Owen loves to use dinner plate dahlias, the large, pale pink superstars of this bouquet, which also features roses, astilbes, gladiolus, scabiosa, and quickfire hydrangeas. But she doesn’t limit herself to pastel, sundress shades during the warmer months. “I have a real penchant for darker hues like wine and burgundy,” says Owen, “especially for a vineyard wedding.”
Overgrown Bar Backdrop
Even teetotalers will belly up to admire this verdant backdrop. “I was picturing one of Philly’s grand old stone manors with greenery swamping the building, like in the ’90s film version of Great Expectations,” Owen says. To get the overgrown effect, she wove together beech foliage, passionflower vine, jasmine vine, and clematis flowers, and hung them from an iron curtain rod suspended from the ceiling. “I love bringing designs above people’s heads,” she says. “It feels like you’re surrounded by nature.” And this idea is versatile: it would also make a sensational ceremony marker.

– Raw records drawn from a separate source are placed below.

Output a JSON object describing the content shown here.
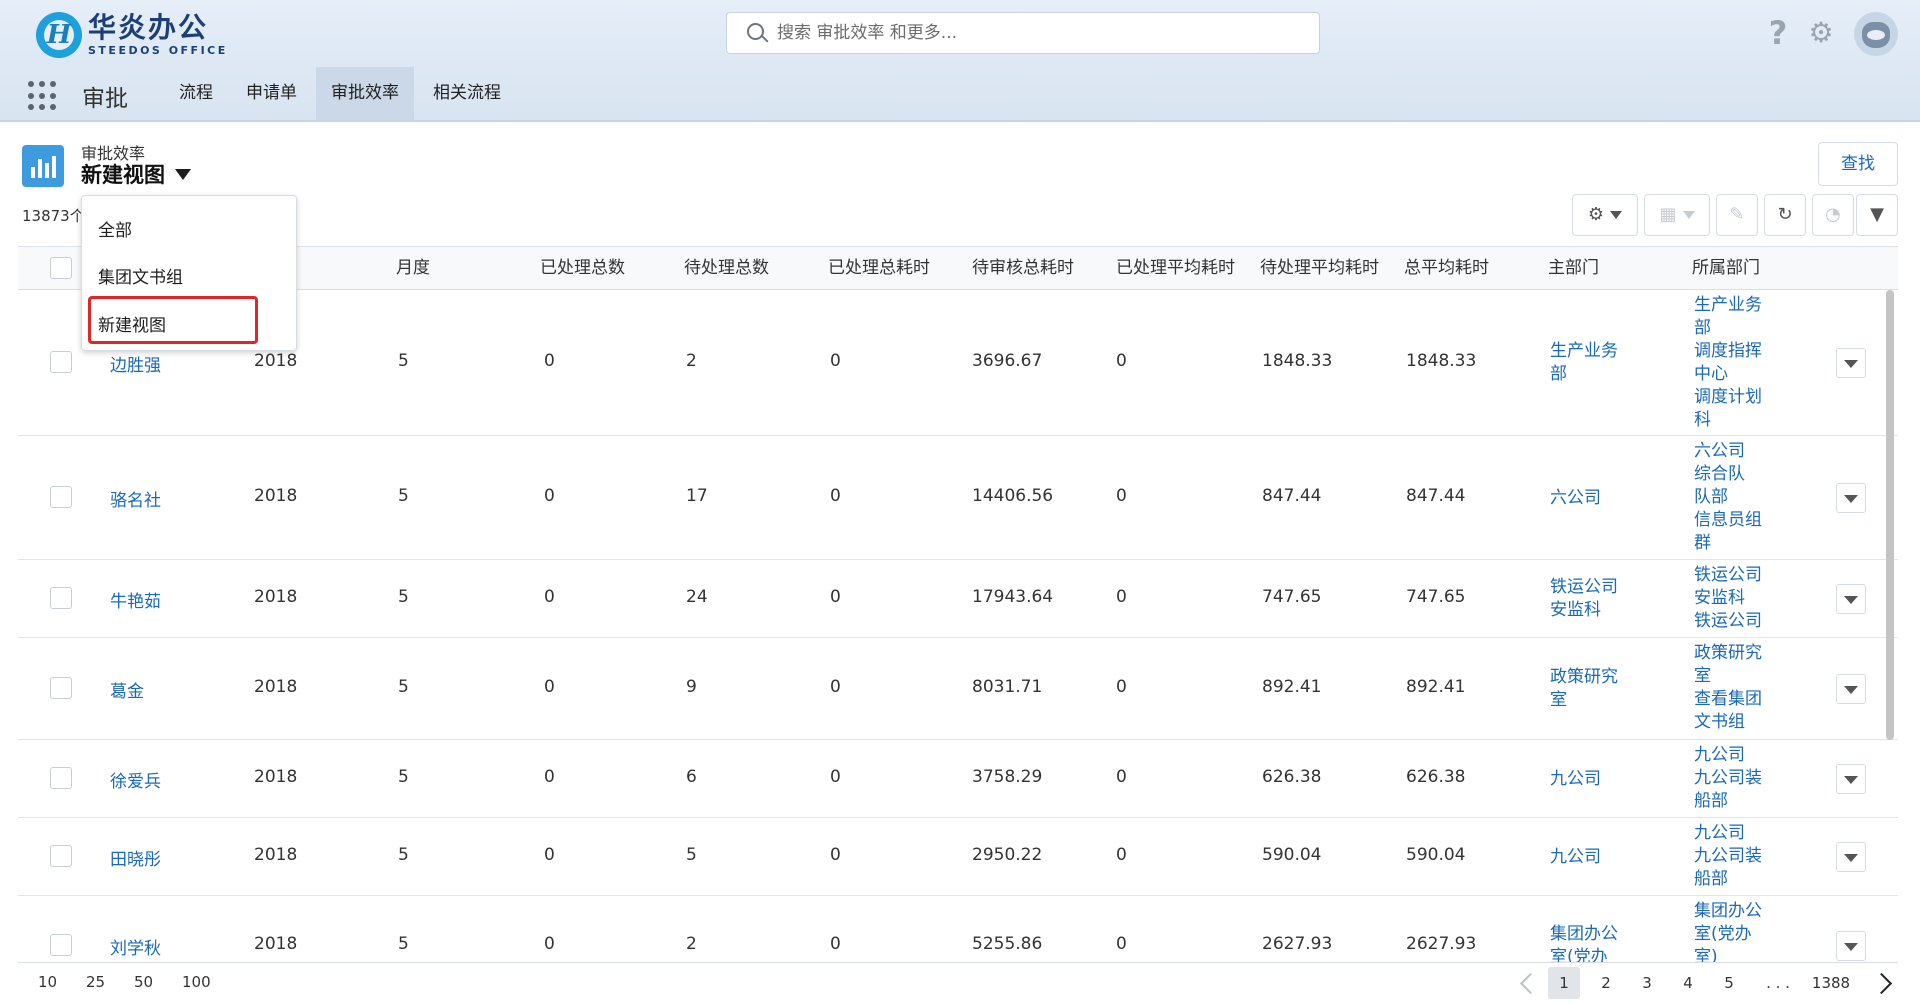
{
  "header": {
    "logo_cn": "华炎办公",
    "logo_en": "STEEDOS OFFICE",
    "search_placeholder": "搜索 审批效率 和更多...",
    "help_glyph": "?",
    "gear_glyph": "⚙"
  },
  "nav": {
    "app_name": "审批",
    "tabs": [
      "流程",
      "申请单",
      "审批效率",
      "相关流程"
    ],
    "active_tab": "审批效率"
  },
  "page": {
    "object_label": "审批效率",
    "view_name": "新建视图",
    "record_count": "13873个",
    "find_label": "查找"
  },
  "view_menu": {
    "items": [
      "全部",
      "集团文书组",
      "新建视图"
    ],
    "highlighted": "新建视图"
  },
  "table": {
    "columns": [
      "月度",
      "已处理总数",
      "待处理总数",
      "已处理总耗时",
      "待审核总耗时",
      "已处理平均耗时",
      "待处理平均耗时",
      "总平均耗时",
      "主部门",
      "所属部门"
    ],
    "rows": [
      {
        "name": "边胜强",
        "year": "2018",
        "month": "5",
        "done": "0",
        "pending": "2",
        "done_time": "0",
        "pending_time": "3696.67",
        "done_avg": "0",
        "pending_avg": "1848.33",
        "total_avg": "1848.33",
        "main_dept": "生产业务部",
        "depts": "生产业务部\n调度指挥中心\n调度计划科"
      },
      {
        "name": "骆名社",
        "year": "2018",
        "month": "5",
        "done": "0",
        "pending": "17",
        "done_time": "0",
        "pending_time": "14406.56",
        "done_avg": "0",
        "pending_avg": "847.44",
        "total_avg": "847.44",
        "main_dept": "六公司",
        "depts": "六公司\n综合队\n队部\n信息员组群"
      },
      {
        "name": "牛艳茹",
        "year": "2018",
        "month": "5",
        "done": "0",
        "pending": "24",
        "done_time": "0",
        "pending_time": "17943.64",
        "done_avg": "0",
        "pending_avg": "747.65",
        "total_avg": "747.65",
        "main_dept": "铁运公司安监科",
        "depts": "铁运公司\n安监科\n铁运公司"
      },
      {
        "name": "葛金",
        "year": "2018",
        "month": "5",
        "done": "0",
        "pending": "9",
        "done_time": "0",
        "pending_time": "8031.71",
        "done_avg": "0",
        "pending_avg": "892.41",
        "total_avg": "892.41",
        "main_dept": "政策研究室",
        "depts": "政策研究室\n查看集团文书组"
      },
      {
        "name": "徐爱兵",
        "year": "2018",
        "month": "5",
        "done": "0",
        "pending": "6",
        "done_time": "0",
        "pending_time": "3758.29",
        "done_avg": "0",
        "pending_avg": "626.38",
        "total_avg": "626.38",
        "main_dept": "九公司",
        "depts": "九公司\n九公司装船部"
      },
      {
        "name": "田晓彤",
        "year": "2018",
        "month": "5",
        "done": "0",
        "pending": "5",
        "done_time": "0",
        "pending_time": "2950.22",
        "done_avg": "0",
        "pending_avg": "590.04",
        "total_avg": "590.04",
        "main_dept": "九公司",
        "depts": "九公司\n九公司装船部"
      },
      {
        "name": "刘学秋",
        "year": "2018",
        "month": "5",
        "done": "0",
        "pending": "2",
        "done_time": "0",
        "pending_time": "5255.86",
        "done_avg": "0",
        "pending_avg": "2627.93",
        "total_avg": "2627.93",
        "main_dept": "集团办公室(党办",
        "depts": "集团办公\n室(党办\n室)"
      }
    ]
  },
  "pagination": {
    "page_sizes": [
      "10",
      "25",
      "50",
      "100"
    ],
    "pages": [
      "1",
      "2",
      "3",
      "4",
      "5",
      ". . .",
      "1388"
    ],
    "current_page": "1"
  },
  "colors": {
    "link": "#1a69b6",
    "accent": "#3f9be0",
    "highlight_box": "#e0262a"
  }
}
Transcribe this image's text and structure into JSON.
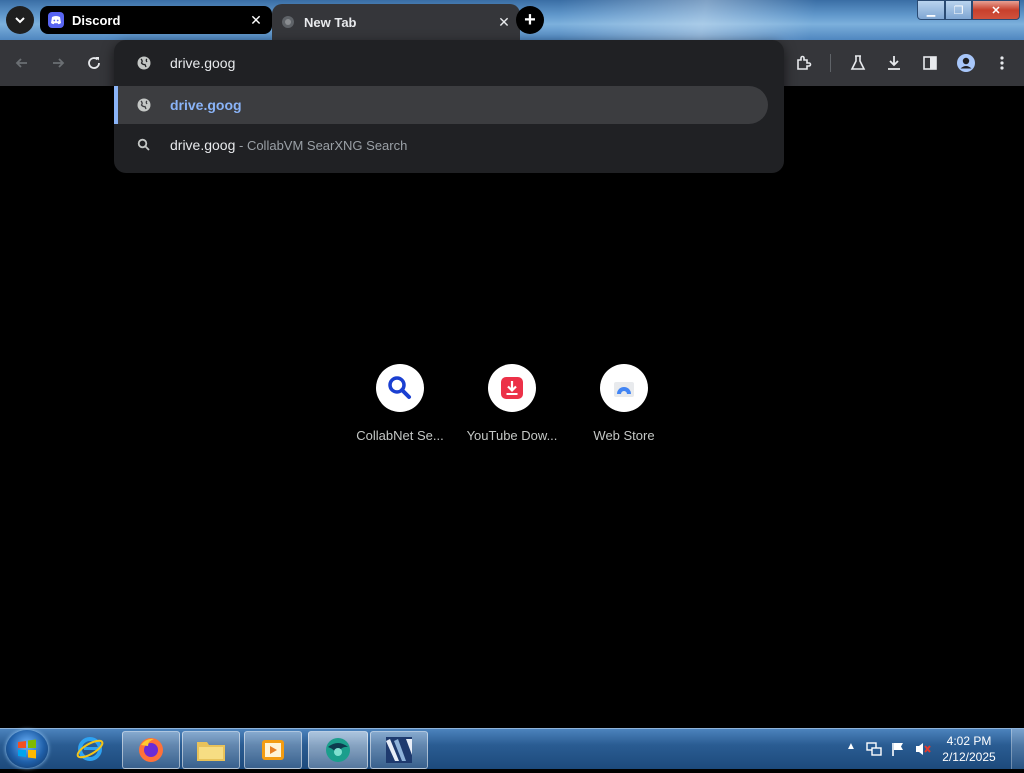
{
  "tabs": [
    {
      "title": "Discord",
      "icon": "discord-icon"
    },
    {
      "title": "New Tab",
      "icon": "globe-icon"
    }
  ],
  "omnibox": {
    "input_text": "drive.goog",
    "suggestions": [
      {
        "main": "drive.goog",
        "desc": "",
        "icon": "globe-icon"
      },
      {
        "main": "drive.goog",
        "desc": " - CollabVM SearXNG Search",
        "icon": "search-icon"
      }
    ]
  },
  "shortcuts": [
    {
      "label": "CollabNet Se...",
      "icon": "magnifier-icon"
    },
    {
      "label": "YouTube Dow...",
      "icon": "download-icon"
    },
    {
      "label": "Web Store",
      "icon": "webstore-icon"
    }
  ],
  "taskbar": {
    "apps": [
      "internet-explorer",
      "firefox",
      "file-explorer",
      "media-player",
      "browser-app",
      "video-editor"
    ],
    "time": "4:02 PM",
    "date": "2/12/2025"
  },
  "colors": {
    "accent": "#8ab4f8",
    "toolbar": "#35363a",
    "popup": "#202124"
  }
}
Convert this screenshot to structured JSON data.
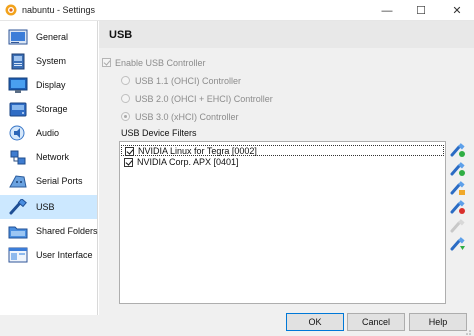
{
  "window": {
    "title": "nabuntu - Settings",
    "minimize_glyph": "—",
    "maximize_glyph": "☐",
    "close_glyph": "✕"
  },
  "sidebar": {
    "items": [
      {
        "label": "General",
        "icon": "general-icon"
      },
      {
        "label": "System",
        "icon": "system-chip-icon"
      },
      {
        "label": "Display",
        "icon": "display-monitor-icon"
      },
      {
        "label": "Storage",
        "icon": "storage-disk-icon"
      },
      {
        "label": "Audio",
        "icon": "audio-speaker-icon"
      },
      {
        "label": "Network",
        "icon": "network-icon"
      },
      {
        "label": "Serial Ports",
        "icon": "serial-port-icon"
      },
      {
        "label": "USB",
        "icon": "usb-icon",
        "selected": true
      },
      {
        "label": "Shared Folders",
        "icon": "shared-folder-icon"
      },
      {
        "label": "User Interface",
        "icon": "user-interface-icon"
      }
    ]
  },
  "main": {
    "title": "USB",
    "enable_usb": {
      "label": "Enable USB Controller",
      "checked": true,
      "disabled": true
    },
    "controllers": [
      {
        "label": "USB 1.1 (OHCI) Controller",
        "selected": false
      },
      {
        "label": "USB 2.0 (OHCI + EHCI) Controller",
        "selected": false
      },
      {
        "label": "USB 3.0 (xHCI) Controller",
        "selected": true
      }
    ],
    "filters_label": "USB Device Filters",
    "filters": [
      {
        "label": "NVIDIA Linux for Tegra [0002]",
        "checked": true
      },
      {
        "label": "NVIDIA Corp. APX [0401]",
        "checked": true
      }
    ]
  },
  "buttons": {
    "ok": "OK",
    "cancel": "Cancel",
    "help": "Help"
  },
  "colors": {
    "selected_nav": "#cce8ff",
    "accent": "#0078d7",
    "panel": "#f0f0f0"
  }
}
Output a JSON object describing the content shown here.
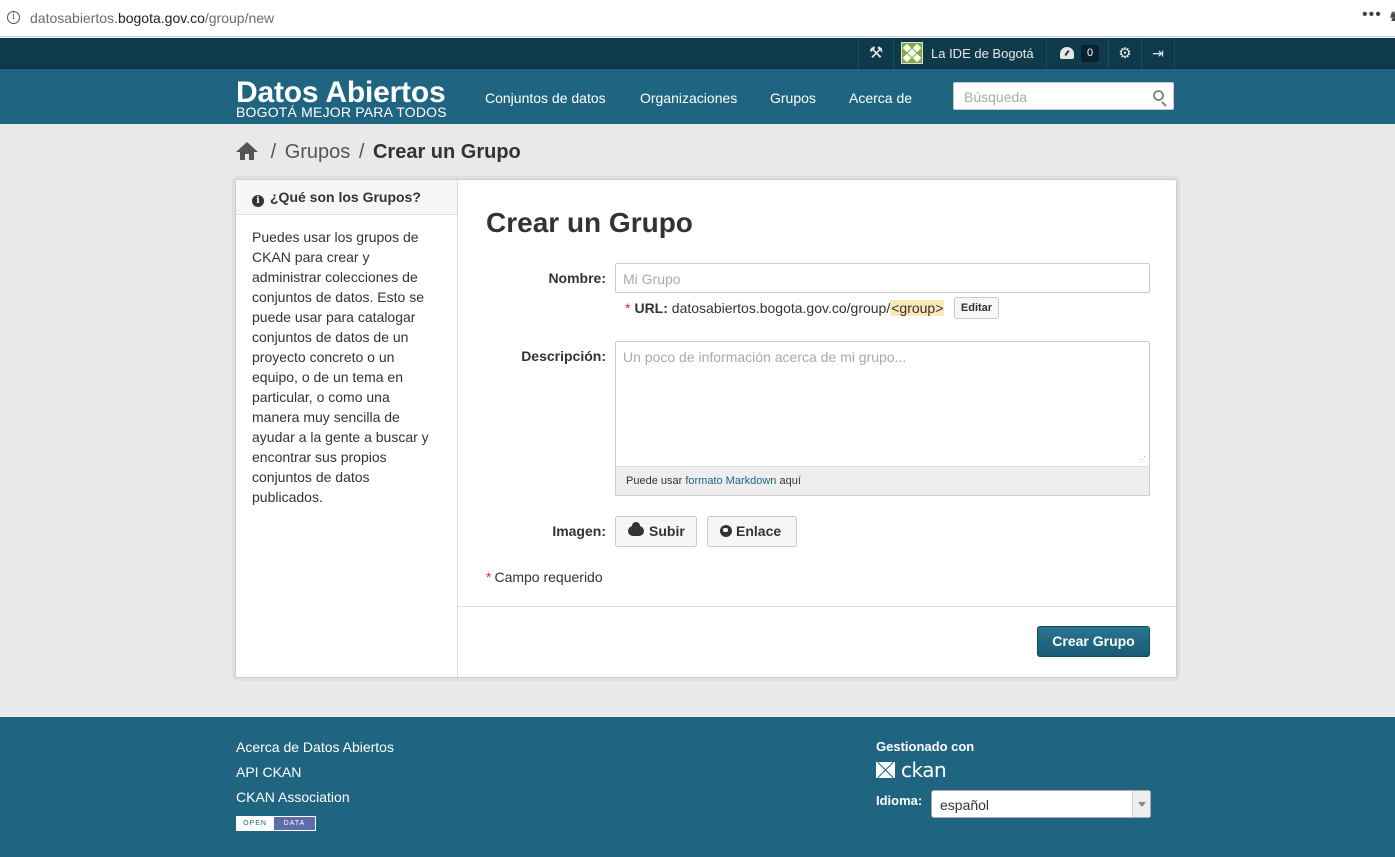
{
  "browser": {
    "url_prefix": "datosabiertos.",
    "url_domain": "bogota.gov.co",
    "url_path": "/group/new",
    "more_label": "•••",
    "extension_glyph": "♞"
  },
  "account": {
    "user_name": "La IDE de Bogotá",
    "dashboard_count": "0"
  },
  "header": {
    "site_title": "Datos Abiertos",
    "site_tagline": "BOGOTÁ MEJOR PARA TODOS",
    "nav": [
      "Conjuntos de datos",
      "Organizaciones",
      "Grupos",
      "Acerca de"
    ],
    "search_placeholder": "Búsqueda"
  },
  "breadcrumb": {
    "sep": "/",
    "parent": "Grupos",
    "current": "Crear un Grupo"
  },
  "sidebar": {
    "title": "¿Qué son los Grupos?",
    "info_glyph": "i",
    "text": "Puedes usar los grupos de CKAN para crear y administrar colecciones de conjuntos de datos. Esto se puede usar para catalogar conjuntos de datos de un proyecto concreto o un equipo, o de un tema en particular, o como una manera muy sencilla de ayudar a la gente a buscar y encontrar sus propios conjuntos de datos publicados."
  },
  "form": {
    "heading": "Crear un Grupo",
    "name_label": "Nombre:",
    "name_placeholder": "Mi Grupo",
    "required_mark": "*",
    "url_label": "URL:",
    "url_base": "datosabiertos.bogota.gov.co/group/",
    "url_slug": "<group>",
    "edit_button": "Editar",
    "description_label": "Descripción:",
    "description_placeholder": "Un poco de información acerca de mi grupo...",
    "markdown_prefix": "Puede usar ",
    "markdown_link": "formato Markdown",
    "markdown_suffix": " aquí",
    "image_label": "Imagen:",
    "upload_button": "Subir",
    "link_button": "Enlace",
    "required_note": "Campo requerido",
    "submit_button": "Crear Grupo"
  },
  "footer": {
    "links": [
      "Acerca de Datos Abiertos",
      "API CKAN",
      "CKAN Association"
    ],
    "open_data_left": "OPEN",
    "open_data_right": "DATA",
    "managed_by": "Gestionado con",
    "ckan_logo": "ckan",
    "language_label": "Idioma:",
    "language_value": "español"
  },
  "colors": {
    "brand": "#1f6582",
    "masthead_dark": "#0f3a4c",
    "required": "#c6303e"
  }
}
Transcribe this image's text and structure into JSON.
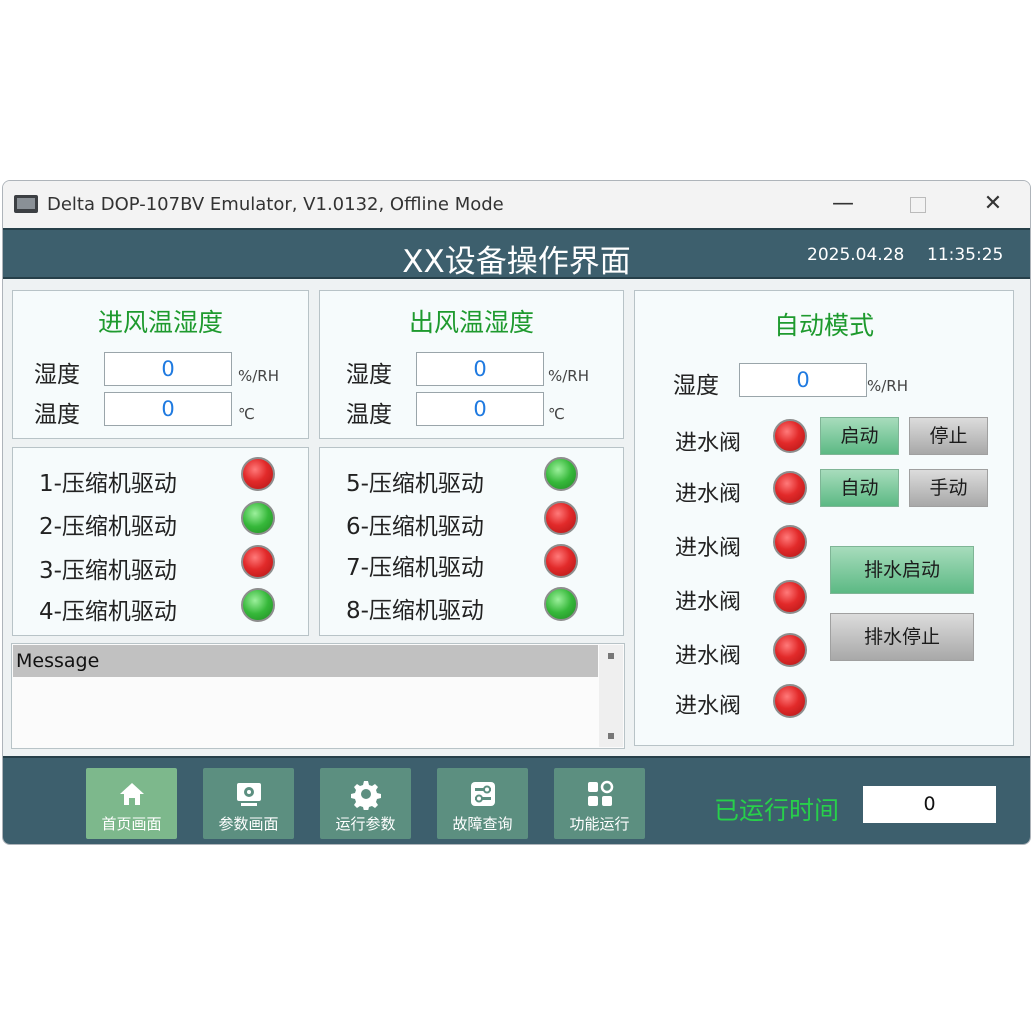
{
  "window": {
    "title": "Delta DOP-107BV Emulator, V1.0132, Offline Mode",
    "controls": {
      "minimize": "—",
      "close": "✕"
    }
  },
  "header": {
    "title": "XX设备操作界面",
    "date": "2025.04.28",
    "time": "11:35:25"
  },
  "inlet": {
    "title": "进风温湿度",
    "humidity_label": "湿度",
    "humidity_value": "0",
    "humidity_unit": "%/RH",
    "temperature_label": "温度",
    "temperature_value": "0",
    "temperature_unit": "℃"
  },
  "outlet": {
    "title": "出风温湿度",
    "humidity_label": "湿度",
    "humidity_value": "0",
    "humidity_unit": "%/RH",
    "temperature_label": "温度",
    "temperature_value": "0",
    "temperature_unit": "℃"
  },
  "compressors_left": [
    {
      "label": "1-压缩机驱动",
      "status": "red"
    },
    {
      "label": "2-压缩机驱动",
      "status": "green"
    },
    {
      "label": "3-压缩机驱动",
      "status": "red"
    },
    {
      "label": "4-压缩机驱动",
      "status": "green"
    }
  ],
  "compressors_right": [
    {
      "label": "5-压缩机驱动",
      "status": "green"
    },
    {
      "label": "6-压缩机驱动",
      "status": "red"
    },
    {
      "label": "7-压缩机驱动",
      "status": "red"
    },
    {
      "label": "8-压缩机驱动",
      "status": "green"
    }
  ],
  "auto": {
    "title": "自动模式",
    "humidity_label": "湿度",
    "humidity_value": "0",
    "humidity_unit": "%/RH",
    "valves": [
      {
        "label": "进水阀",
        "status": "red"
      },
      {
        "label": "进水阀",
        "status": "red"
      },
      {
        "label": "进水阀",
        "status": "red"
      },
      {
        "label": "进水阀",
        "status": "red"
      },
      {
        "label": "进水阀",
        "status": "red"
      },
      {
        "label": "进水阀",
        "status": "red"
      }
    ],
    "start_label": "启动",
    "stop_label": "停止",
    "auto_label": "自动",
    "manual_label": "手动",
    "drain_start_label": "排水启动",
    "drain_stop_label": "排水停止"
  },
  "message": {
    "header": "Message"
  },
  "footer": {
    "nav": [
      {
        "label": "首页画面",
        "icon": "home-icon"
      },
      {
        "label": "参数画面",
        "icon": "monitor-icon"
      },
      {
        "label": "运行参数",
        "icon": "gear-icon"
      },
      {
        "label": "故障查询",
        "icon": "sliders-icon"
      },
      {
        "label": "功能运行",
        "icon": "grid-icon"
      }
    ],
    "runtime_label": "已运行时间",
    "runtime_value": "0"
  },
  "colors": {
    "header_bg": "#3d5f6d",
    "panel_title": "#1e9a2e",
    "value_blue": "#1f7ae0",
    "runtime_green": "#27d04a",
    "lamp_red": "#e22a2a",
    "lamp_green": "#36b83a"
  }
}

Adore the image of an overflowing window box in midsummer? Check out Owen’s trick for getting that look all year long: a single seven-foot weathered-iron feeding trough, which she uses as a centerpiece instead of several smaller vases. “It’s an incredibly unique item that brings the outdoors in without being a traditional planter,” she says. Plus, it holds an abundance of flowers. Here, she mixed dahlias, garden roses, pink majolica spray roses, quickfire hydrangeas, coxcombs, and scabiosa with geranium foliage and umbrella, sword, and flat ferns.
Owen spotted her trusty trough at a flea market in Amish country, but we found these versions, which set three different scenes that you can DIY.